Because the problems involve numerous laws and regulations, the Executive Yuan -- the top administrative branch of the government -- has drawn up a special act to comprehensively "ease residence-related restrictions on foreigners," said Chen Tain-jy (???), head of the National Development Council.
The draft act will be released for public discussion by the end of the year at the earliest, and it will not be submitted to the Legislature before the Executive Yuan achieves a consensus on it in society, Chen said.
Chen mentioned the draft measure during a press conference at which the Japanese Chamber of Commerce and Industry (JCCI) presented its 2016 white paper to Taiwan's government.
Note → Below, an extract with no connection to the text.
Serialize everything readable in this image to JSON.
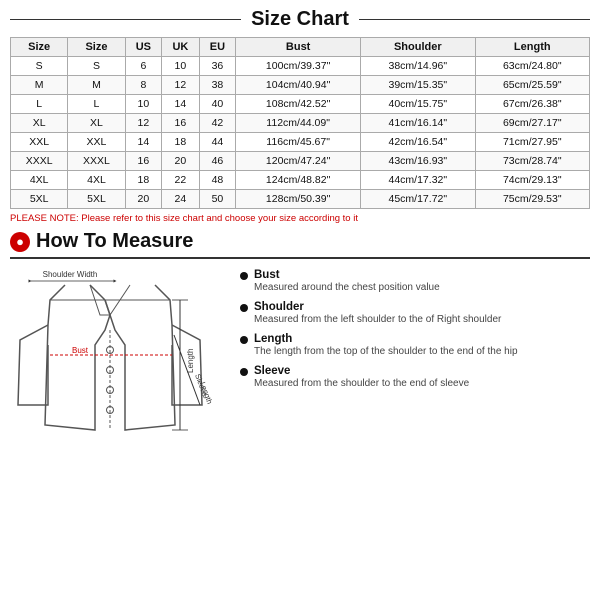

One of the suggestions the JCCI made in its paper was for Taiwan to ease the restrictions on family members of foreign nationals dispatched to Taiwan for work on getting national health insurance.
Asked about residence-related challenges facing foreigners residing here, Chen admitted there are numerous problems that foreign nationals encounter when working in Taiwan.
Among them are the inability of the children of foreign employees to stay in the country and work here and the inability of foreign parents to apply for national health insurance for their newborns in the first six months after their children are born, he said.
The Executive Yuan wants to fix the problems comprehensively, but the difficulty is that the problems -- from exit-and entry management, work and insurance to pensions -- are covered in several different laws and regulations.
"It would be too complicated if we tried to revise the laws," Chen said, leading the government to come up with the idea of drawing up a special act to do the job.
"The part concerning high-ranking professional technicians will be handled first," the minister said.
The issue surfaced after Ralph Jensen, a German software engineer who has worked in Kaohsiung since 1998, sent a local newspaper a letter complaining that his family members have been unable to obtain permanent residence even though he was given permanent residence in 2006.
Even his two sons who were born in Taiwan have only obtained permanent residence on the grounds of visiting family, and they cannot work in Taiwan unless they meet eligibility requirements for foreign nationals to work in the country, Jensen said.
Because of the restrictions, his family of six has to live separately in different countries, he lamented.
Source: Focus Taiwan News Channel